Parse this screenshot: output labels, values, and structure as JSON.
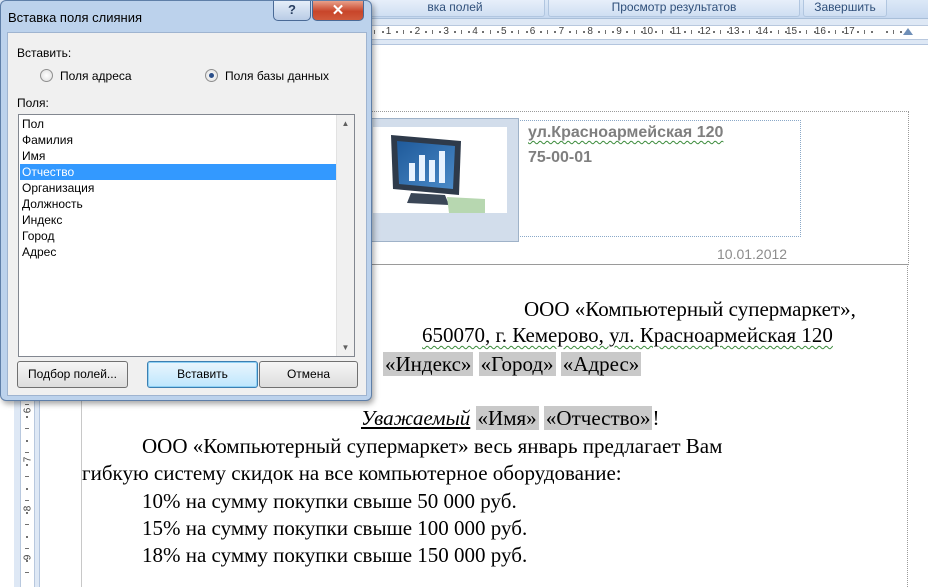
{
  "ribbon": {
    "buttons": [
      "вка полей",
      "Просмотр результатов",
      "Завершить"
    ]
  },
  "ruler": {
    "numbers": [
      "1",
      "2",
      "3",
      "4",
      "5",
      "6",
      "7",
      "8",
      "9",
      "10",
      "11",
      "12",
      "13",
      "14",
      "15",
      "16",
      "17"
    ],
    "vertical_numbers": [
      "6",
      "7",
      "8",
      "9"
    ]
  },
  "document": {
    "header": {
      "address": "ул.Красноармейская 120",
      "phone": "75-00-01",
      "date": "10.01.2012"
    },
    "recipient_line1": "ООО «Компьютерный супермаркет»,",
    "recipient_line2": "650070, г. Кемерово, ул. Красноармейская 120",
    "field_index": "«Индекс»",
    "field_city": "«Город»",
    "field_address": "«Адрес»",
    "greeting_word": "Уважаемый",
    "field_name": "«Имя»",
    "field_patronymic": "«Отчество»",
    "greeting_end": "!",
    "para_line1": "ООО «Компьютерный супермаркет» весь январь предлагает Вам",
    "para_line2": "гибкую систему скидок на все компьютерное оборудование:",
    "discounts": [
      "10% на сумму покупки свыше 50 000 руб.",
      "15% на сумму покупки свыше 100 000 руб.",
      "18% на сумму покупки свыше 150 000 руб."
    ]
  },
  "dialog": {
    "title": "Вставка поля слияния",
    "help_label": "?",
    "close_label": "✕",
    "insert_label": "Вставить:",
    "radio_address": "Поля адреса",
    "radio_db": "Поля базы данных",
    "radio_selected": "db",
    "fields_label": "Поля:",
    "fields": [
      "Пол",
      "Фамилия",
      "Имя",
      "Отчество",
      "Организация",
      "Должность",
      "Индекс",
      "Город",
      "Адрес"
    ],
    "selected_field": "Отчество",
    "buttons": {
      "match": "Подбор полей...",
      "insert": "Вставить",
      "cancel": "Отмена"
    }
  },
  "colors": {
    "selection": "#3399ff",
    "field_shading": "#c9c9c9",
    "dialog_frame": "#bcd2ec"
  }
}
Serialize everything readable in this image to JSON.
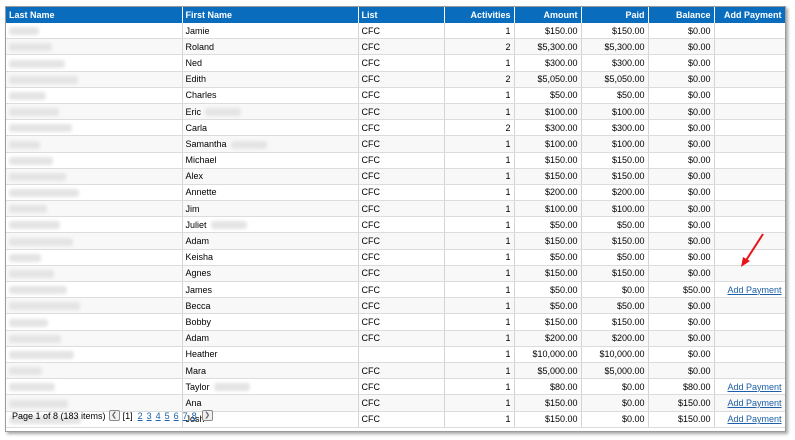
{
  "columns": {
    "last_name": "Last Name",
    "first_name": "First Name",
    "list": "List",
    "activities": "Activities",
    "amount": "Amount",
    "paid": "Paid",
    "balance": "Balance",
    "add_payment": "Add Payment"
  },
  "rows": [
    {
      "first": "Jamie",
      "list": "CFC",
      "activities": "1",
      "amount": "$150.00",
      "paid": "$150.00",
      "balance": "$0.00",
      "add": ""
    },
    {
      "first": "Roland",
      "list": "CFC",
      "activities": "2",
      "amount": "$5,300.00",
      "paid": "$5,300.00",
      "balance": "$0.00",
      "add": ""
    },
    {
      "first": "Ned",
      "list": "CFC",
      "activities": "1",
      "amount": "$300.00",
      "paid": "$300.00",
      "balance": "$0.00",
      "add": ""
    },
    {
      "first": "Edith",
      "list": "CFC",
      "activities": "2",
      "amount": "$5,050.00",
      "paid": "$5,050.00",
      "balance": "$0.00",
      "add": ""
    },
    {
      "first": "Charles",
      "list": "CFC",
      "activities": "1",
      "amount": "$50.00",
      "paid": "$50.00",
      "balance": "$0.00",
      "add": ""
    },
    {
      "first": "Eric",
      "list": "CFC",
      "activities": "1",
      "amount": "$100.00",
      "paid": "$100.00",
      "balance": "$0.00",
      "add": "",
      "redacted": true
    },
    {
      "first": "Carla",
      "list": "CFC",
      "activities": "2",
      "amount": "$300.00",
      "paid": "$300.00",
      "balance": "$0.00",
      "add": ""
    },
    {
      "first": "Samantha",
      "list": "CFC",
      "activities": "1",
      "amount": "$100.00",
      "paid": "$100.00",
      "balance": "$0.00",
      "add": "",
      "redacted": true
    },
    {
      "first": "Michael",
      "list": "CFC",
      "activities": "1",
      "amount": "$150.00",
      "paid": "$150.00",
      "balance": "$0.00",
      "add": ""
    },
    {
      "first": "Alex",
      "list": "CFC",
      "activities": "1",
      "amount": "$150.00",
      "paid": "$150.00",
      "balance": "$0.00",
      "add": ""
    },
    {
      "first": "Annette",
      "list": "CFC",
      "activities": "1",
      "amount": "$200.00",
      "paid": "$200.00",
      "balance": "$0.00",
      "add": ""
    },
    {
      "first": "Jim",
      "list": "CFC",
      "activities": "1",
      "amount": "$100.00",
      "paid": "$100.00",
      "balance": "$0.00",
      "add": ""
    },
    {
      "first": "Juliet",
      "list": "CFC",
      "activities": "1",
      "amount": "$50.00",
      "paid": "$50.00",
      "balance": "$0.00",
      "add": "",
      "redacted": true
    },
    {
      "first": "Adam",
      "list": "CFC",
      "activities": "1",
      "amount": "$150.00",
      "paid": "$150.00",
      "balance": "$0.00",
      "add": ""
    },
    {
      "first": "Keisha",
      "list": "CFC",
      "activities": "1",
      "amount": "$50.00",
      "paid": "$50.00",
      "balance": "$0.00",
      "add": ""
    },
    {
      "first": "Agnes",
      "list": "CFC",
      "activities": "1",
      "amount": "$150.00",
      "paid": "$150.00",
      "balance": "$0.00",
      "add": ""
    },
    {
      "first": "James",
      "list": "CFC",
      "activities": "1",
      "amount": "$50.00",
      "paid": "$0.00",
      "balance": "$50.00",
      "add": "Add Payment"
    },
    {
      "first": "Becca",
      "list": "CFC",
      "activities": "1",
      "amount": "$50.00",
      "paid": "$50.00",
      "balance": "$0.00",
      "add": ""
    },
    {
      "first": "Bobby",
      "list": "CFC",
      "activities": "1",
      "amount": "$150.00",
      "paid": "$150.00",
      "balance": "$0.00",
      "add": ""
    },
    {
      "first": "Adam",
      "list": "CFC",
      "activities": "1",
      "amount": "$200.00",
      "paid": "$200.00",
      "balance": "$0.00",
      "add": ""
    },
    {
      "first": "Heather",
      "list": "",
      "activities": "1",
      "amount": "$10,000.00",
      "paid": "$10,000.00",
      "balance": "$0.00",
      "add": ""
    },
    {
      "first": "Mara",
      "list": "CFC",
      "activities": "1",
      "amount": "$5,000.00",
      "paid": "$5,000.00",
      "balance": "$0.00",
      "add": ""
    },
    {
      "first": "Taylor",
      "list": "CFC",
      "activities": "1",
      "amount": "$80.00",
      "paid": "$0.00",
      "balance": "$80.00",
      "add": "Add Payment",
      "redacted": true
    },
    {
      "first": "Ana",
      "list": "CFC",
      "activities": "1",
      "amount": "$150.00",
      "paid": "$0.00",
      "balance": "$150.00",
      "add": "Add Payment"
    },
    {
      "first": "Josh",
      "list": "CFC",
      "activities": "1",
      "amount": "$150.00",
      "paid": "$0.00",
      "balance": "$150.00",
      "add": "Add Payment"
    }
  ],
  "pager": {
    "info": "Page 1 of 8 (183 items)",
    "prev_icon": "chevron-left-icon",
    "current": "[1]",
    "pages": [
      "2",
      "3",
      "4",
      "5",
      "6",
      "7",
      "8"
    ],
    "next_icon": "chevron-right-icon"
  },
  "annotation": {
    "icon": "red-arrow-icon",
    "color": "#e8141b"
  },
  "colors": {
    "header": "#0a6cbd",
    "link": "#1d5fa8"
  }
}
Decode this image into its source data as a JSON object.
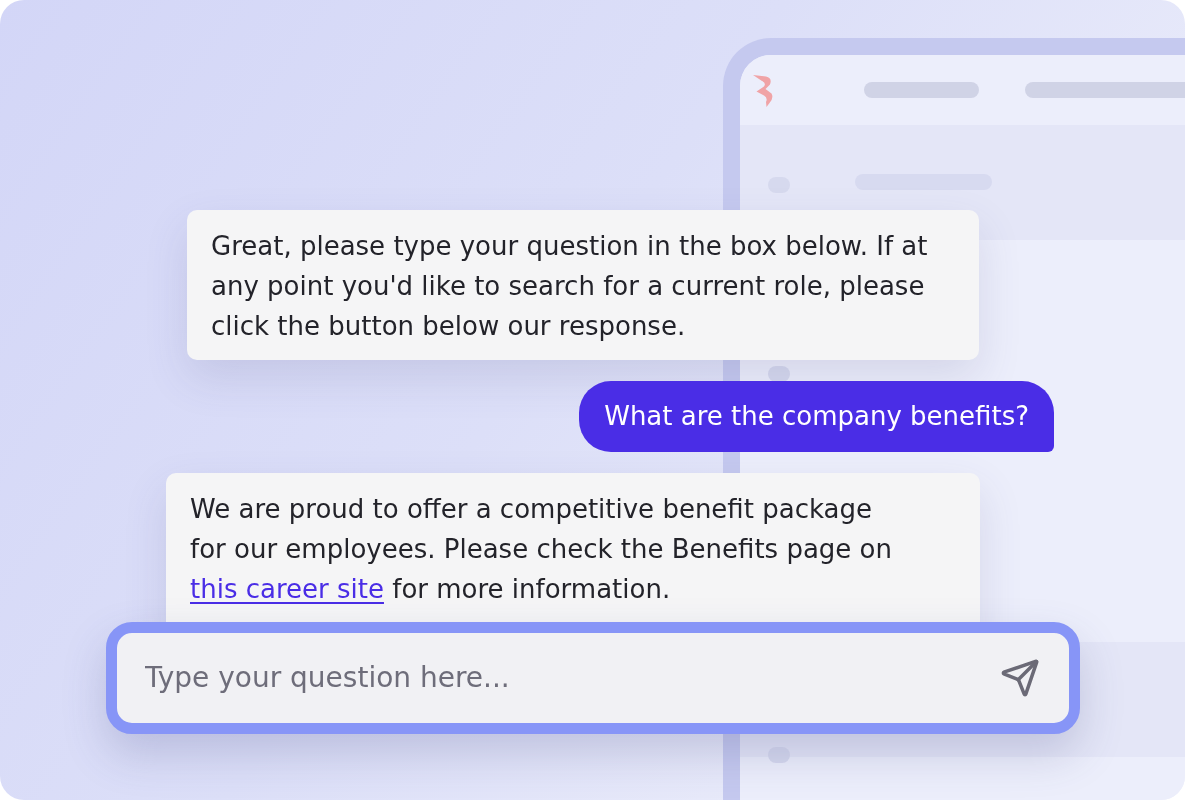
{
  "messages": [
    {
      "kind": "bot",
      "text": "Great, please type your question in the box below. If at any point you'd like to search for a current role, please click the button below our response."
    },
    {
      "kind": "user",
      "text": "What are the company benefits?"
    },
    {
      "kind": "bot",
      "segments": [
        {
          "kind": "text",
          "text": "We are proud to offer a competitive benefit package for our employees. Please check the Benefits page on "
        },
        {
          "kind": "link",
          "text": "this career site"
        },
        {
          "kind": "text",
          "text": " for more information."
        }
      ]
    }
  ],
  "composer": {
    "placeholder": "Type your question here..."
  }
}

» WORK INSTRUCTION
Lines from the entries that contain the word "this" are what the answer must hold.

» ANSWER BELOW
Parse this screenshot: output labels, values, and structure as JSON.
Serialize everything readable in this image to JSON.
Decode this image into its source data as a JSON object.
          "text": "this career site"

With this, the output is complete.